The Power of Judicial Review is Not Unlimited

June 13, 2022

By Brian Babcock

As we explained in an earlier article, judicial review is a process by which courts supervise the decisions of administrative bodies, to make sure that the decisions are fair, reasonable, and consistent with the law. It is generally available where there is no appeal of the decision, and the standard of review differs from an appeal in that on most judicial reviews the question is whether the decision was fair and reasonable not whether it was correct.

Not everything done by a Board is an administrative decision which is subject to review. Because of the power of judicial review, it is important to be able to understand the difference and distinguish when judicial review is available.

This was clarified in the case of West Whitby Landowners Group Inc. v. Elixicon Energy. The Divisional Court declined to review two letters issued by the Ontario Energy Board (“OEB” or “Board”) responding to requests from the landowners group. The letters related to a complaint by the landowners as to whether a project undertaken by the distributor was an “enhancement” (the cost of which is paid by all customers)  or an “expansion” (which would result the passing on the cost of building infrastructure to the landowners). In both letters, the board took the position that the project was an expansion. The parties had earlier agreed to have the OEB resolve the issue prior to the project commencing. Their agreement provided that the decision by the Board would be final and binding, with no right to appeal.

Where there is no right to appeal, there might still be a right to judicial review.

The landowners claimed that the Board ought to have held a formal hearing, that the process was unfair and that substance of the opinion was unreasonable.

The court agreed with the distributor and the OEB that this opinion was not given pursuant to a statutory power of decision. The opinion was provided to allow the parties to resolve their dispute, which arose from the agreement of the parties, not the statutory powers of the Board.

The distinction depends on the interpretation of section 105 of the Ontario Energy Board Act which provides in part that the Board may “make inquiries, gather information and attempt to mediate or resolve complaints, as appropriate…”.

This power is distinct from the Board’s power to hold a hearing under section 112. Nothing in the facts of this dispute gave either party a right to request a hearing. The right to a hearing is only triggered if the Board proposes to issue a notice of non-compliance. Otherwise, a decision to hold a hearing is in the Board’s discretion. Since no notice of non-compliance was in issue in this dispute, no hearing was required.

The second ground alleged by the landowners goes right back to the meaning of statutory powers. The court reviews several earlier authorities to determine that a statutory power must involve a decision which has a “public character”. As this dispute was a private dispute between the two groups involved, it did not have that necessary public character.

The landowners had no statutory right to have their dispute resolved in any particular manner, and thus no right to challenge the process chosen by the Board, or the result.
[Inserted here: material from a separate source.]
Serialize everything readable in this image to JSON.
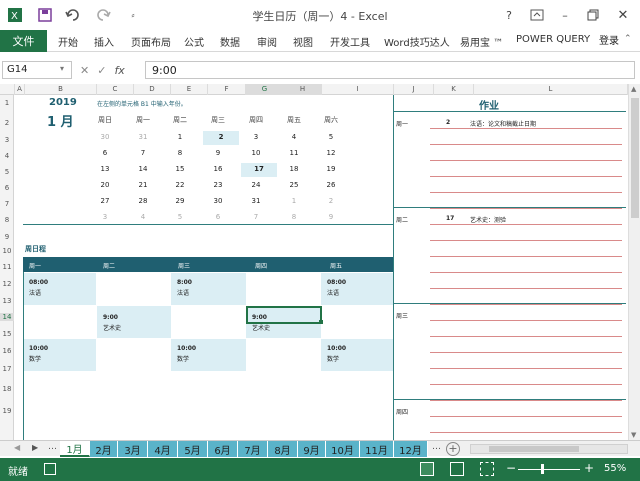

Although this decision is technically only about the statutory scheme governing the OEB, and the agreement in this situation, the reliance by the court upon analogies to cases in other areas of administrative regulation indicates that this distinction is not limited to only the OEB.

If the landowners had contemplated that the decision ought to be reviewable or appealable, they ought to have provided different and clearer language in their agreement.

If you are participating in the electricity or energy fields, you deserve the advice of a firm like Weilers LLP. Our lawyers have been involved in most aspects of the electricity market in Northwestern Ontario, from policy to planning to implementation, with all the necessary consultations, negotiations, and agreements at each stage. Please give us a call if you want to avoid a nasty shock down the line.

Weilers LLP can also help you with a wide range of issues involving other administrative decision making.